ASSIGNMENT :: Work through the data and report how many lines include the string "deviation", giving the number alone.
-- Opening Marker --
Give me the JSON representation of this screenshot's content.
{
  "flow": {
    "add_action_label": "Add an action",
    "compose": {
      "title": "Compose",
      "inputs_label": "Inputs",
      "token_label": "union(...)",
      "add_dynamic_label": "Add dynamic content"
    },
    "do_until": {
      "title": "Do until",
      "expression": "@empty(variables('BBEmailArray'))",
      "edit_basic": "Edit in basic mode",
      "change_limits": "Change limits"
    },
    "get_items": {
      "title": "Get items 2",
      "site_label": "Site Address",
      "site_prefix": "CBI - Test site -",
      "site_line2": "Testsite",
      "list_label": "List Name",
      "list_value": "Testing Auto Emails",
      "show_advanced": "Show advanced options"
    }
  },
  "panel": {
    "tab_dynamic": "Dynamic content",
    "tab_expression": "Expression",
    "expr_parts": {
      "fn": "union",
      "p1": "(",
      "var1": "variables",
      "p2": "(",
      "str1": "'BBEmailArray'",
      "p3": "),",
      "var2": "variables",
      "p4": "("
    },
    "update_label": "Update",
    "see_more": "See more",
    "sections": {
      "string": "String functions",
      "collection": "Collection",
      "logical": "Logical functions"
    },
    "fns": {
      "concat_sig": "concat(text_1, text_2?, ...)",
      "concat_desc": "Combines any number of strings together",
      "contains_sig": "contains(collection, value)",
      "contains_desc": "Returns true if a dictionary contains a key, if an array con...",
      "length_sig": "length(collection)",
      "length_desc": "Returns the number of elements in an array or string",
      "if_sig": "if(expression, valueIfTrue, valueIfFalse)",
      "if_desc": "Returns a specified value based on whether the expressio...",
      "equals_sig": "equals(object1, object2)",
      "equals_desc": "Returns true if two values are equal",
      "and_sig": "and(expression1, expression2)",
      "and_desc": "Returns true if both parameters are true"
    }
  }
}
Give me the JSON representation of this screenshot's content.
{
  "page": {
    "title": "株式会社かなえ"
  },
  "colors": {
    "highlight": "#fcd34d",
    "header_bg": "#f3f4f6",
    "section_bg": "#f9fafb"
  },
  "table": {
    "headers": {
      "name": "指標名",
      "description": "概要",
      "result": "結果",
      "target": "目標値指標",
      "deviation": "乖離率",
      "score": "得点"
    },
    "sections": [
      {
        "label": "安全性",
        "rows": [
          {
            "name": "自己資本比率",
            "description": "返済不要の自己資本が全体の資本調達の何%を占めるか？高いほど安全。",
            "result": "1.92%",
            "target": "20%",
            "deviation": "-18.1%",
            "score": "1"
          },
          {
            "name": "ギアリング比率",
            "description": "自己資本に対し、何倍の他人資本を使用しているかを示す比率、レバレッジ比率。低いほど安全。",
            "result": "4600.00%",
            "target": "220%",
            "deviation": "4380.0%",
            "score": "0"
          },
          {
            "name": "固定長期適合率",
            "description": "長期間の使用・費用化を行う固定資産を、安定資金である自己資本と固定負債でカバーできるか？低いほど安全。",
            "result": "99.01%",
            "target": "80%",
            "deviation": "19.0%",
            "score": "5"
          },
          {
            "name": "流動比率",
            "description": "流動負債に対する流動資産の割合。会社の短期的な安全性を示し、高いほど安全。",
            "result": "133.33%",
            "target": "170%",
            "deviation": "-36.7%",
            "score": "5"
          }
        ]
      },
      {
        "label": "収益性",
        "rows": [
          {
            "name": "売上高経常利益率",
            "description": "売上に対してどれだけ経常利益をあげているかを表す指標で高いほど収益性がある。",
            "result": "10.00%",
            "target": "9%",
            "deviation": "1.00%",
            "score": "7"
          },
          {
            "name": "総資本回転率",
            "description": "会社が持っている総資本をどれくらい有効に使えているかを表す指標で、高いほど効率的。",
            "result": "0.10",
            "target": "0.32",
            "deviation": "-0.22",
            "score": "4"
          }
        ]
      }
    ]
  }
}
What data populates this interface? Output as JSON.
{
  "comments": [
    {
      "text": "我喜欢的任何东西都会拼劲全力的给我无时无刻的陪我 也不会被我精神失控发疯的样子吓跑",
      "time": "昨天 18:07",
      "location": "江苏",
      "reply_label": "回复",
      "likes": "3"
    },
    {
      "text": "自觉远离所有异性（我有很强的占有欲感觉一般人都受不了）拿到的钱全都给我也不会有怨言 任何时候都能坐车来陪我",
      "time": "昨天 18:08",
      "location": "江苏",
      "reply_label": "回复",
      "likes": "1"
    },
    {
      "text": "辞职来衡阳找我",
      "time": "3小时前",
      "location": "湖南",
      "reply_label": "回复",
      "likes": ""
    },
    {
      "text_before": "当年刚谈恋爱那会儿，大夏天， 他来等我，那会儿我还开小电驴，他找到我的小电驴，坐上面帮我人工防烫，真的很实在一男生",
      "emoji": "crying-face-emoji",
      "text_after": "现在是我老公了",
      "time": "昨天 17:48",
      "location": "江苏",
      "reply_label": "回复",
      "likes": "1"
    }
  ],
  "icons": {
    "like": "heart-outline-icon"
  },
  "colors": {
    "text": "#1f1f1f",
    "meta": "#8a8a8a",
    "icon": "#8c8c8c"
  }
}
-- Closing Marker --
EXPECTED OUTPUT :: 7